"At Bucca, I had even more responsibility than I did at Abu Ghraib, but I was still irritated about the transfer," she says.
Gerald Della Salla, meanwhile, was furious when he was handed a shotgun and moved from his job as a clerk in the detainee processing section into the camps.
In his inspector general complaint, Della Salla pointed out that he was not a military policeman, and he hadn't received detainee operations training back at Dix. He wasn't even qualified on the shotgun. "I have no qualifications for this, no necessary training," he wrote in the e-mail to the IG. "To work like that is dangerousfor everyone."
For his part, Hussey says soldiers got additional training in Iraq. And he acknowledges that his command style strained his relationship with his men, but his goal was larger than that.
"It's not a personality contest," he says. "I know I have some NCOs [non-commissioned officers] who will never talk to me again, who won't be sending me a Christmas card, but we did what we had to do. I'm going to stand by my accomplishments."
video: On the day after the April 2, 2005, attacks, soldiers noticed that a tractor had been abandoned on an approach road to Abu Ghraib. A trailer carrying two 50-gallon drums was attached to the tractor, and wired to explosives. Somehow the device exploded, and the large plume of smoke is the video is the result. Some soldiers say that a dead body was lying next to the tractor, and when an Iraqi civilian came up and disturbed it, the device exploded. In other words, the body was wired to the device. Others are unclear on how it exploded.
Then, in two groups in August and September 2005, the Army released 2,000 prisoners. A press release said the prisoners had been cleared of all charges, and stated that the move "marks a significant event in Iraq's progress toward democratic governance."
But unit insiders couldn't help but think another reason was sheer overcrowding. "You don't always know all of the reasons for the releases, but we were busting at the seams and something had to be done," Rubenstein says.
Most of the members of the 306th had arrived in Iraq convinced that every detainee was a terrorist.

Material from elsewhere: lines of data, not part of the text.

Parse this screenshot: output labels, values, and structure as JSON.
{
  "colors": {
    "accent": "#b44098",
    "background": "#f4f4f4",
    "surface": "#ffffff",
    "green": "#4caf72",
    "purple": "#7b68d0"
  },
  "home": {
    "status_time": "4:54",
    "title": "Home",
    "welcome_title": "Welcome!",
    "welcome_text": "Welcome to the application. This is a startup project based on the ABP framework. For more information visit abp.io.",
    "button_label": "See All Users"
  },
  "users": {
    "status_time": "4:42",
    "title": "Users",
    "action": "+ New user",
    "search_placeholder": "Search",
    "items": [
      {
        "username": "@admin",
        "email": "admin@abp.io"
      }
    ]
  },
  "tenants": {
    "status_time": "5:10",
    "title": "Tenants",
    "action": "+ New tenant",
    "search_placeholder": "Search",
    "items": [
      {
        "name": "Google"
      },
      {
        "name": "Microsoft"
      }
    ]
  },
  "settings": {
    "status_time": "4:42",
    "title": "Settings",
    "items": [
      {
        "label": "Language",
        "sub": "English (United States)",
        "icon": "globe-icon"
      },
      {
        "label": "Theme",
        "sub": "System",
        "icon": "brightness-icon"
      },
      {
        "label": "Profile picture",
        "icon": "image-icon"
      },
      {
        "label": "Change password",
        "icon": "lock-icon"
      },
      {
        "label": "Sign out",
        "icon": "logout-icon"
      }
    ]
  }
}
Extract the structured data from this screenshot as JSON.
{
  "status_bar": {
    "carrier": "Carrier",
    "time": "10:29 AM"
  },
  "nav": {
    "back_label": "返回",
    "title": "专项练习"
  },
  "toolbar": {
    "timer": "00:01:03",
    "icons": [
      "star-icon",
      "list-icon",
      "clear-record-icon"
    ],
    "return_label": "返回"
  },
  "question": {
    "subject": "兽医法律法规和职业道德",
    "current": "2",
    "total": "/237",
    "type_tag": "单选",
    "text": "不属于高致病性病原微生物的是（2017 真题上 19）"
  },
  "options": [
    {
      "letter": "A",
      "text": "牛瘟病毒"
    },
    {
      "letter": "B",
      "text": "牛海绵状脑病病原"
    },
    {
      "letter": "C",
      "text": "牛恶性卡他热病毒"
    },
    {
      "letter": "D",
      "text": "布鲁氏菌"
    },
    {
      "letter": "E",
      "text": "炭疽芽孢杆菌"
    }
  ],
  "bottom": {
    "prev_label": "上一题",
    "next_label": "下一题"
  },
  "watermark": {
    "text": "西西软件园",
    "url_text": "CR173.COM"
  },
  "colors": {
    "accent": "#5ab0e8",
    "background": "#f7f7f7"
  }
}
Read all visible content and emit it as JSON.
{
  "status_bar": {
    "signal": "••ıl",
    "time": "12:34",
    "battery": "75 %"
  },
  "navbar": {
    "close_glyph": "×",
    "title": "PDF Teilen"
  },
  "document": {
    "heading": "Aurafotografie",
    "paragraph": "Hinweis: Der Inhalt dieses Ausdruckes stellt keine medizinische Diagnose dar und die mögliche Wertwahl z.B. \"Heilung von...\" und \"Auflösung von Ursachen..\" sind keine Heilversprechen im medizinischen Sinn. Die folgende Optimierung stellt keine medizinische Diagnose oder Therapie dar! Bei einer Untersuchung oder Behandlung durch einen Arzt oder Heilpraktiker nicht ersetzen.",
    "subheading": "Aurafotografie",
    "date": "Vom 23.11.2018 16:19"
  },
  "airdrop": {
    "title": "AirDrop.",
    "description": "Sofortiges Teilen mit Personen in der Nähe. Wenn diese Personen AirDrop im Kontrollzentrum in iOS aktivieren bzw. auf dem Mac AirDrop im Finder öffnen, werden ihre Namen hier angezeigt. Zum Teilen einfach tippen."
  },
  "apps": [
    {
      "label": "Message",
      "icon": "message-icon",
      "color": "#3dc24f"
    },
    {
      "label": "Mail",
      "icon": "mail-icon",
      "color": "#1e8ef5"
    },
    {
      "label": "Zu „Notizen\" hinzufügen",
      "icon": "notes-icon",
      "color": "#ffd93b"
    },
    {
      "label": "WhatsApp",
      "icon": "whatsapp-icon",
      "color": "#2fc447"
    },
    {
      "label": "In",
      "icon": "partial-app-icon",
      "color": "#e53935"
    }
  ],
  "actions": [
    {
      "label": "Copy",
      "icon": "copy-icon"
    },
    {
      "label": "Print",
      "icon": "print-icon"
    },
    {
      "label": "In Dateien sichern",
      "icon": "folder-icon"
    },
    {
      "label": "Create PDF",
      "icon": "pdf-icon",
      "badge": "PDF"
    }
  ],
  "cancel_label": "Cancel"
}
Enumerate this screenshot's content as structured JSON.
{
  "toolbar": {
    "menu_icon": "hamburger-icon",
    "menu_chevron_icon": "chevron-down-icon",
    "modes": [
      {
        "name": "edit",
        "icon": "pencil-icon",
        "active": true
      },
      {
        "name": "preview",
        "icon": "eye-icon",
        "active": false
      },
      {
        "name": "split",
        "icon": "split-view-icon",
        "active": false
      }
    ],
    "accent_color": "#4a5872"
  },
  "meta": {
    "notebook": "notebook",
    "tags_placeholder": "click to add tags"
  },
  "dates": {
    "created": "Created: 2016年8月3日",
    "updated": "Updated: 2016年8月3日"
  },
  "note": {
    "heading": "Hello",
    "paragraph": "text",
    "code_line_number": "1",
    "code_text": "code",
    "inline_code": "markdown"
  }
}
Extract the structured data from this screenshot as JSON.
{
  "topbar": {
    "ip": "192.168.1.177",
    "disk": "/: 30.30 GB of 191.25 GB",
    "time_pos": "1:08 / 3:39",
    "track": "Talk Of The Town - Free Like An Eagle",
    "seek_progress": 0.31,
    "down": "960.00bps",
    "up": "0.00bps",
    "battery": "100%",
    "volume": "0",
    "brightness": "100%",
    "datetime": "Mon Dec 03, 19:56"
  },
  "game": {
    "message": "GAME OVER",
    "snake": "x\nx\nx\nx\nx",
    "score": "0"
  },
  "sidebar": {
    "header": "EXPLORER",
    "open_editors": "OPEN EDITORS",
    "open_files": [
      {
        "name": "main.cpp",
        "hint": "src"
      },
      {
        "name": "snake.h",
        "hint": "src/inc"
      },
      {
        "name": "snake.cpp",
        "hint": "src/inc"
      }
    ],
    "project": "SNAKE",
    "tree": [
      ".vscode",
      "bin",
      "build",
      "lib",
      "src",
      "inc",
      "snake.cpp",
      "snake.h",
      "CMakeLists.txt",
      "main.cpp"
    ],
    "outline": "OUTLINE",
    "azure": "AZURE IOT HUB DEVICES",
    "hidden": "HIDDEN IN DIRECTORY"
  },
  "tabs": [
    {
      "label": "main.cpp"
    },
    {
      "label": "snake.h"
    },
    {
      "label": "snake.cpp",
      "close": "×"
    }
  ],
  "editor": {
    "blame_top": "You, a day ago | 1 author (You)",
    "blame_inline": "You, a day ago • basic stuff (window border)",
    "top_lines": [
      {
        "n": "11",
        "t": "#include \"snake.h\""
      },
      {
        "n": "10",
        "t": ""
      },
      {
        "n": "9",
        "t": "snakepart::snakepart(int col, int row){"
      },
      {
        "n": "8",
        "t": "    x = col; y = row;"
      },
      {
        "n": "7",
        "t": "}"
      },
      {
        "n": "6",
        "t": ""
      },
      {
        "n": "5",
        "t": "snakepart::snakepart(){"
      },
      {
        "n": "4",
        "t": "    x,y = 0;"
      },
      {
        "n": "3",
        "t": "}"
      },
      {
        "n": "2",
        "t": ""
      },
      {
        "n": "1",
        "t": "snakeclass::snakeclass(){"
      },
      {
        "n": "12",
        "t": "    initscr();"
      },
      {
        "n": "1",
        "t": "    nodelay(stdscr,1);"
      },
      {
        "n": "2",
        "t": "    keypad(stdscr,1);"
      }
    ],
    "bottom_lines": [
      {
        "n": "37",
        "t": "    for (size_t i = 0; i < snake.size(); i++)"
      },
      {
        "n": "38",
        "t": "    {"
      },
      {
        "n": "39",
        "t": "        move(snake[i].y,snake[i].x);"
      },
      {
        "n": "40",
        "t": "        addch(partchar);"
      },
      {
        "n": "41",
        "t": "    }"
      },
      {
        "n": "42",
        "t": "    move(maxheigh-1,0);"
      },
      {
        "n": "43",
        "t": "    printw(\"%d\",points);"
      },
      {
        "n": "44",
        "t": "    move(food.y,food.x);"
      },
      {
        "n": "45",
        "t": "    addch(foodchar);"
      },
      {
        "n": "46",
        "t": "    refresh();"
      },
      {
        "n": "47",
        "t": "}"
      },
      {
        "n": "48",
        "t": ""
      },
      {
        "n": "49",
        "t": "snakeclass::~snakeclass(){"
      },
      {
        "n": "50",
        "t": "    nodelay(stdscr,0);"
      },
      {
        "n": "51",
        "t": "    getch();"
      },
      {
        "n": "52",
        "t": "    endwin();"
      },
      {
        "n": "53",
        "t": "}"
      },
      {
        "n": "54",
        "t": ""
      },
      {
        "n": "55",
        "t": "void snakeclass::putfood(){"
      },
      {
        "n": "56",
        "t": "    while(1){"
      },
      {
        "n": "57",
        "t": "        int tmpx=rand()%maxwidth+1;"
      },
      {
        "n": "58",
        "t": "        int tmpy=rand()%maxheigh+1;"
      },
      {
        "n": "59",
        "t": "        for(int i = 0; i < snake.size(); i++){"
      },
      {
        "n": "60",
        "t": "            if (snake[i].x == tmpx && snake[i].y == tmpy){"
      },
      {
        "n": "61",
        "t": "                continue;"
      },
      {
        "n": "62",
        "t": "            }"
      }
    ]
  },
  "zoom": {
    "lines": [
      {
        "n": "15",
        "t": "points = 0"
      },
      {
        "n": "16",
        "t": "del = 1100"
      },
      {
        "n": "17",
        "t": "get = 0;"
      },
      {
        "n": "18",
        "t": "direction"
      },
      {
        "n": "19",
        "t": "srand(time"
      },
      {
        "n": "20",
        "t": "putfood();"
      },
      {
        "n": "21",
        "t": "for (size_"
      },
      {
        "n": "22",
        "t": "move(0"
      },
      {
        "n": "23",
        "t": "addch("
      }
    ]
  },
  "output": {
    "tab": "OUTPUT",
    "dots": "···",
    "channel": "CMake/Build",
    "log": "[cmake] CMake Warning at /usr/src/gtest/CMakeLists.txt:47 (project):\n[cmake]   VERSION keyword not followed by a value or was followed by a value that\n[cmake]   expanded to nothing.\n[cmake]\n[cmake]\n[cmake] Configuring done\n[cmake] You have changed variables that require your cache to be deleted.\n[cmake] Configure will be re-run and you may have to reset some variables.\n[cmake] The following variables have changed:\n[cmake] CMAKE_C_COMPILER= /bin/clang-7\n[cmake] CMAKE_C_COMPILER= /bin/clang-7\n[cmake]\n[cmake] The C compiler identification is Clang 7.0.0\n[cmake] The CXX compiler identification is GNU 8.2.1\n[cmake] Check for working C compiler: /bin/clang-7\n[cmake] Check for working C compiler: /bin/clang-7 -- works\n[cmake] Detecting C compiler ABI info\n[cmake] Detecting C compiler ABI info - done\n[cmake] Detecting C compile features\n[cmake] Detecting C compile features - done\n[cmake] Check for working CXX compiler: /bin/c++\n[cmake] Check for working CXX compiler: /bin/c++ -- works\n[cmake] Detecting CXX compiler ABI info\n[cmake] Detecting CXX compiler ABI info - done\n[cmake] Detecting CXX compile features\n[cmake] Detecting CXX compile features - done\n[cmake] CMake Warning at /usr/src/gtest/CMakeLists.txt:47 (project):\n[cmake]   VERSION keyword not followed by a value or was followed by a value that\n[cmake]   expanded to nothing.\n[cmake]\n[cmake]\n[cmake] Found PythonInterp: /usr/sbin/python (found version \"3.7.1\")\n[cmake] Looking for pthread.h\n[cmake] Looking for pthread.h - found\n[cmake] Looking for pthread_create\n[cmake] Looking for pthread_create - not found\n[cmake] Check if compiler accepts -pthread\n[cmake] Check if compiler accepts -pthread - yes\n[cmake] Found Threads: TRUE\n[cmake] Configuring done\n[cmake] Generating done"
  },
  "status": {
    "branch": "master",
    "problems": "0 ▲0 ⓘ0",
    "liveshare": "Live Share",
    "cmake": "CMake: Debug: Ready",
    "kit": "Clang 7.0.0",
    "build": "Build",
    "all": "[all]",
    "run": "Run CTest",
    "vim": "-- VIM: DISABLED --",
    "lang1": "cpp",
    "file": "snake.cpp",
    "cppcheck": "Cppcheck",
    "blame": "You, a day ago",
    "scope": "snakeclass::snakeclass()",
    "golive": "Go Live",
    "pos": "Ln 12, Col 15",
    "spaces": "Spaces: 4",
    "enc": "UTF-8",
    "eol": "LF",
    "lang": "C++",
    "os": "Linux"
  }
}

But as the months passed, the simple work of running the prison taught them that things weren't quite so clear-cut. It became obvious, they say, that men rounded up in counterinsurgent operations were being held under limited evidence.
Rubenstein ran the office where detainees were first brought in flex cuffs after their arrest. She eventually came to believe that a lot of Iraqis were unfairly swept up in those raids.
"If there wasn't any physical evidence or the sworn statements were duplicated for each one, you knew there was something questionable," she says. "A lot of times, they would go to a house looking for someone and just bring everyone in."
The prisoners learned the basic charge against them quickly, but they routinely waited six months for a formal review of those charges. And because they weren't allowed visitors initially, they often had to wait three months before they learned whether their relatives knew where they were.
"The whole process just took too long, and that was bad for them, and bad for us," Rubenstein says. "It made them unhappy. It's difficult being in a detainee camp anyway, and they were in Abu Ghraib, a place they feared. They had no idea what was coming next."
On the roads of Iraq, Rene LeClerc got a sense of how average Iraqis felt about the detainee system. On several occasions, he says, crowds of angry townspeople crowded his convoy buses.
One time, LeClerc recalled, a traffic jam halted the convoy. Soon, Iraqis clustered around and began yelling at the soldiers. The crowd grew into the hundreds. LeClerc and the other soldiers pushed the crowd back.
"I'm saying, we're fucked!" he remembers.
Finally, the order came down to simply shove the civilian vehicles aside. An armored car came forward and pushed the cars into a drainage ditch along the road. The convoy moved on. "The Iraqis didn't ask for it, but getting the cars out of the ditch was their problem," he said. "We didn't make any friends that day."